[TASK OBJECTIVE]
Scan the records for the word "value". Return each line where it is found.

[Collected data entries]
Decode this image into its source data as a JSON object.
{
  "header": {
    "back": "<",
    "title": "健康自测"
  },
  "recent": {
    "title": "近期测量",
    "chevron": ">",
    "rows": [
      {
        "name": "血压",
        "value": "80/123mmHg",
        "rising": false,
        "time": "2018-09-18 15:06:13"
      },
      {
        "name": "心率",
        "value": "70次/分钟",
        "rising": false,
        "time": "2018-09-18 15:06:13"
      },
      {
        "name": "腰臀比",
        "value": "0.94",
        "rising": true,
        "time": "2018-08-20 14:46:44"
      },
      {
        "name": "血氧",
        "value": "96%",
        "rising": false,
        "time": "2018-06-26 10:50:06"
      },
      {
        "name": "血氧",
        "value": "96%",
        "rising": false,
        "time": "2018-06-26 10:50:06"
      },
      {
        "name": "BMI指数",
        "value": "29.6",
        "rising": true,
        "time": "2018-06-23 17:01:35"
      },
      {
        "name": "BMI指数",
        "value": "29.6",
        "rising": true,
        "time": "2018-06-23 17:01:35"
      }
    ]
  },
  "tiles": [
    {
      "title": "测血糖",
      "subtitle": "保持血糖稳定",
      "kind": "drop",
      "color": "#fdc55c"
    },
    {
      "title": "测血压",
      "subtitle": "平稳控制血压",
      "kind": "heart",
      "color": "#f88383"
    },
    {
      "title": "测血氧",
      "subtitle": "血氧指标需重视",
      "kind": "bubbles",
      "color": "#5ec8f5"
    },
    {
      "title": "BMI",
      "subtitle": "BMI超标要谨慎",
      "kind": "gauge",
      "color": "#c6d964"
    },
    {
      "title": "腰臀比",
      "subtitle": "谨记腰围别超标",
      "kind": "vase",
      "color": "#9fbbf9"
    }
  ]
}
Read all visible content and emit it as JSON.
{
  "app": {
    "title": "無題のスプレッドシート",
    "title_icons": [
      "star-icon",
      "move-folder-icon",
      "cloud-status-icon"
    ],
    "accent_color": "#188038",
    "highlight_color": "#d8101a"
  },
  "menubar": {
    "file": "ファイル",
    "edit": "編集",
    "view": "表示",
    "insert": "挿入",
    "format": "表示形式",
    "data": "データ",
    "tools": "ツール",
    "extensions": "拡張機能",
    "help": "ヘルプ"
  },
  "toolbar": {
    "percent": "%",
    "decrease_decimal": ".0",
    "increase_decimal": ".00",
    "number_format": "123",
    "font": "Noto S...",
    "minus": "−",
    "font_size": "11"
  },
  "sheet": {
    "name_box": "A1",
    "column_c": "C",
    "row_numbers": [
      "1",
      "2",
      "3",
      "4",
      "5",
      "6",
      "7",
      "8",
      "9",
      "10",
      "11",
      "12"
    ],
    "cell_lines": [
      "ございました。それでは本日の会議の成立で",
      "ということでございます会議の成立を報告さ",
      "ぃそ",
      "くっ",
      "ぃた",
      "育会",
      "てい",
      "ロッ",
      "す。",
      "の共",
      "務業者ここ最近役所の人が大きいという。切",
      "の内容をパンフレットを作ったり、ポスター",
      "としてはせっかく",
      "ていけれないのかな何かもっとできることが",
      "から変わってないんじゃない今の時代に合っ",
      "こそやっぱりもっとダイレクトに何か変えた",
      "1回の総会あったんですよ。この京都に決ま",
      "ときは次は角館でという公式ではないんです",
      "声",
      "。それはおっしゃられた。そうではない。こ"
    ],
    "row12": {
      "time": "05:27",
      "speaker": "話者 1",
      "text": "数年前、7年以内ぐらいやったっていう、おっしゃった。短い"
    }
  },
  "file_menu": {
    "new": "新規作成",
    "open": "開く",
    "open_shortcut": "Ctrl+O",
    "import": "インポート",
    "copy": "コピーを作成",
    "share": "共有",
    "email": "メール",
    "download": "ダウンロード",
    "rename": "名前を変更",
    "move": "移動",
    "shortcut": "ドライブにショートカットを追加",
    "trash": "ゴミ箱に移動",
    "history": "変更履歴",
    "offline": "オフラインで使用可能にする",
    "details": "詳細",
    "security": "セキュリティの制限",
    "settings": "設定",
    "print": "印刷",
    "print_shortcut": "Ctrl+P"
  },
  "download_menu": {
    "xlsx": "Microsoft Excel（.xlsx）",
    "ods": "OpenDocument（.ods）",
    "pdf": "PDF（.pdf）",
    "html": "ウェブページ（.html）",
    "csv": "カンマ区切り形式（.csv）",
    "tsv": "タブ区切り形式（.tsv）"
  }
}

[EXERCISE RESULT]
        "value": "80/123mmHg",
        "value": "70次/分钟",
        "value": "0.94",
        "value": "96%",
        "value": "96%",
        "value": "29.6",
        "value": "29.6",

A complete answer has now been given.